Work required - Search the entries for the word "meta". Copy every line where it turns up.

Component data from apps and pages
----------

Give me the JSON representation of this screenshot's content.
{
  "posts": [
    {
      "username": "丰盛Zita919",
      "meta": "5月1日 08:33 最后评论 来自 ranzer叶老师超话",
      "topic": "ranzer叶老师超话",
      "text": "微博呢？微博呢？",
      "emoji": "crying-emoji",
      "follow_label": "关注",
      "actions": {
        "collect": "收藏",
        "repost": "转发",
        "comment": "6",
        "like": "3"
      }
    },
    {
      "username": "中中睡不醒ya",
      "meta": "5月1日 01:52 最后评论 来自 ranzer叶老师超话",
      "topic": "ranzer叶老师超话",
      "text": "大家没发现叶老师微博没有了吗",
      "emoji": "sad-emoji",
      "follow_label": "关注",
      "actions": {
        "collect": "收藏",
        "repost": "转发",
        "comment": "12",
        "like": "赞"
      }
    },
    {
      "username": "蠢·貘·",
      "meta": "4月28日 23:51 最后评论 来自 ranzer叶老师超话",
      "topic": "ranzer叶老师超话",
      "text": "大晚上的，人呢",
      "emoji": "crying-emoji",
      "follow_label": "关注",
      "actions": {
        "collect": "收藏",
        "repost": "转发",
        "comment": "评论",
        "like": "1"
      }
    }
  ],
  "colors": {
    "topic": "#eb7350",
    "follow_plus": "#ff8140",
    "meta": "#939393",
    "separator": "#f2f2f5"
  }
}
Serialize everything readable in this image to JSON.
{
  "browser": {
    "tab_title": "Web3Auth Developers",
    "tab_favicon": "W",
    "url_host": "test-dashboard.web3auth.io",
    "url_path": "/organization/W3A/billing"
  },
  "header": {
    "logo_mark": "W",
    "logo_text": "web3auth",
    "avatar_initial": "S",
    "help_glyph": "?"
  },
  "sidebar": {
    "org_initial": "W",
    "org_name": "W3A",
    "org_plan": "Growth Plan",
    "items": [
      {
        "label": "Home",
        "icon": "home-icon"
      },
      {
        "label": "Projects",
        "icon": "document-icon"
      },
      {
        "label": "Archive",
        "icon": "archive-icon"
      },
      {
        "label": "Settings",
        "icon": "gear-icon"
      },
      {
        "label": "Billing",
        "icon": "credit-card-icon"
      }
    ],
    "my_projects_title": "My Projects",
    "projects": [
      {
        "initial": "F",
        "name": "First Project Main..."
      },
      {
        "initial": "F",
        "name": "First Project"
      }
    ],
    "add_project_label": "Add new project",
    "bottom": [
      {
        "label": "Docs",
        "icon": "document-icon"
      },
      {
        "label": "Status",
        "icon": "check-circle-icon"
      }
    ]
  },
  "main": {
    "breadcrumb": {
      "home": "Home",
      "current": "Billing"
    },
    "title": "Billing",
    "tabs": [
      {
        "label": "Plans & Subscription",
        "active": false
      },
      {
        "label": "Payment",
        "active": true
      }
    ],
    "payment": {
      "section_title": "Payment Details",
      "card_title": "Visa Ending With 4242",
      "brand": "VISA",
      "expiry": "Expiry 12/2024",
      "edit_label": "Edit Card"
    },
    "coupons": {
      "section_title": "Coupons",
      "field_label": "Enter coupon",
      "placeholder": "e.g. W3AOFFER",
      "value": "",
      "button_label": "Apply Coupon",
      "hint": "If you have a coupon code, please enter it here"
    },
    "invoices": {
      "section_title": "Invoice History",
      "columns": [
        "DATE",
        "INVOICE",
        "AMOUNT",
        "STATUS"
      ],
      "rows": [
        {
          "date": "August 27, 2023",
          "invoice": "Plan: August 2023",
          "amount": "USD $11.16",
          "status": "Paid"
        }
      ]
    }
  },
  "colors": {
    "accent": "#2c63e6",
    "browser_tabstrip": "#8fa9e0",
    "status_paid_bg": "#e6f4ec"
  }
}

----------

Solution for this exercise -
      "meta": "5月1日 08:33 最后评论 来自 ranzer叶老师超话",
      "meta": "5月1日 01:52 最后评论 来自 ranzer叶老师超话",
      "meta": "4月28日 23:51 最后评论 来自 ranzer叶老师超话",
    "meta": "#939393",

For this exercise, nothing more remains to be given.